Monday, 18 February 2013

Bricking it: Part 2.

I have a week off work this week so I wanted to get on with some of my house. Although, the boy is ill in bed so I'm also looking after him! However, while he was asleep this afternoon, I snuck away to do some work.

I started applying my Realistic Brick Compound to the chimneys of the house as I wanted to start somewhere small and fairly inconspicuous just incase it went wrong and I had to wipe it all off...

This was what I started with; some repositionable spray mount, my brick compound, my brick stencil and a few tools like a mug and a knife.

The spray mount was Elmer's Repositionable Mounting Spray...and was quite hard to work with. It seemed to take a few sprays until the stencil would become sticky enough to stick first time and I think it stuck to me more than it stuck to the wood! 
I'm hoping it was partly due to the fact that the paint on the chimneys seemed not to have taken as well as to the rest of the house, so maybe it'll stick better when I brick the other walls! But I still have sticky fingers...which are now fluffy from washing and drying them! 

The brick compound looks like this; you add water to it to make into a paste, much the texture of wet sand. Smooth but spreadable and not runny. You barely needed any water for this mix. For maybe 2 teaspoons of powder you only need a few drops of water. It's very forgiving as well because you can add more water or more powder to get the consistency right and it stays wet for ages, but if it does start drying out, you can add a few more drops of water to bring it back to life. 

So the first step of stencilling was to spray the stencil (outside), wait 30 seconds or so, then stick the stencil onto the house, lining everything up - which takes a while! - and making sure all parts of the stencil are stuck down so the compound doesn't bleed underneath! As I said, this took a while as, even though I only sprayed one side of the stencil, it seemed to make both sides very sticky and then had a habit of sticking to me more than the house! At one point, I thought I might lose a layer of skin I was stuck so much!

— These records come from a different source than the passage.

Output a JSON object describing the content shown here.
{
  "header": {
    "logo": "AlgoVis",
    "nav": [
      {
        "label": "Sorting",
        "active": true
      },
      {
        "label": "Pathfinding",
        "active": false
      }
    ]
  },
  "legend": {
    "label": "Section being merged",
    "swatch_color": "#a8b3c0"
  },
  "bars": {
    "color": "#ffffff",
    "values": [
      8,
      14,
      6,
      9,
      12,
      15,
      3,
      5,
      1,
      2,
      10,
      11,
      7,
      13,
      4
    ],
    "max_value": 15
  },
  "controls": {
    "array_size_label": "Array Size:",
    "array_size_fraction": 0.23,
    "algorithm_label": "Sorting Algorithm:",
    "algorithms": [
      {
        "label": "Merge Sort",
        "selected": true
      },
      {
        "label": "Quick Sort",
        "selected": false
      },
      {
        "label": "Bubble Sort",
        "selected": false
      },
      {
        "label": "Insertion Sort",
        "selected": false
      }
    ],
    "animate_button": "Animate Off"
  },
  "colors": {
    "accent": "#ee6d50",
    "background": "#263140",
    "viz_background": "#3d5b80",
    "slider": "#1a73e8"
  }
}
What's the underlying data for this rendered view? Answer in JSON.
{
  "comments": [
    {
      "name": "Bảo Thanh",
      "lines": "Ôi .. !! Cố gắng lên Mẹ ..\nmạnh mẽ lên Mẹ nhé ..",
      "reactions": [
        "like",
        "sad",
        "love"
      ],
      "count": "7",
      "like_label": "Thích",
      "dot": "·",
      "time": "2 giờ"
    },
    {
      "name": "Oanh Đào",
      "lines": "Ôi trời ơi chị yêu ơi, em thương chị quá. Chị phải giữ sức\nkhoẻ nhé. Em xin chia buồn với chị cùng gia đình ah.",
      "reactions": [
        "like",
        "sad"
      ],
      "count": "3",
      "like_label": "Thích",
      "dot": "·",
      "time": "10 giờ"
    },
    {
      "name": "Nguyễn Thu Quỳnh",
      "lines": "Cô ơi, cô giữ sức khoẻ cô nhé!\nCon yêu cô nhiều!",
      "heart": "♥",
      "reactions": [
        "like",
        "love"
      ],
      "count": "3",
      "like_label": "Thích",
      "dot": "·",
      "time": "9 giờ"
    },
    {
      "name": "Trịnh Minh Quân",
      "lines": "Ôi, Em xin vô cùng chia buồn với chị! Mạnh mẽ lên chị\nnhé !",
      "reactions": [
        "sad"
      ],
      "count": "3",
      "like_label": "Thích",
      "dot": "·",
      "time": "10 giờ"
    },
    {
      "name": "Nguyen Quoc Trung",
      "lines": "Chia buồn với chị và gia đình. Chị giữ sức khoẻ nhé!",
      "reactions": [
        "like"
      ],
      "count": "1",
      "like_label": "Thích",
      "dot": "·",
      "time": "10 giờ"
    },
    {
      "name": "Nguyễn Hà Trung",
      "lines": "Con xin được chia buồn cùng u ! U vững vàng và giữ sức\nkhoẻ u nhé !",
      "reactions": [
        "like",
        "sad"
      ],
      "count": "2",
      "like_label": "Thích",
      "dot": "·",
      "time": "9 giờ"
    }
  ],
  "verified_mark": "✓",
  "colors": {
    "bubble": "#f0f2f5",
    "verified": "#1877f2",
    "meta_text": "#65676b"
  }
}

Next, I spread some of the compound mixture over the stencil with a knife, making sure everything was covered and then smoothed it over. 

Peel the stencil away...

And you have bricks! 
This was the first part I did and I think they look Victorian/Edwardian already!
The effect is really good and I'm sure it'll look even more impressive once it's all covered; I only did the chimneys today and it took me an hour and a half to do that! It's a very fiddly task; the lining up of the stencil round corners etc. and getting the stencil to stick where you want it to takes time, but hopefully the next part will be easier as it'll be a wider, flatter surface and I can stencil large parts at a time.

That'll hopefully be tomorrow or the next day, before I travel down South to see the family, so hopefully I'll update soon!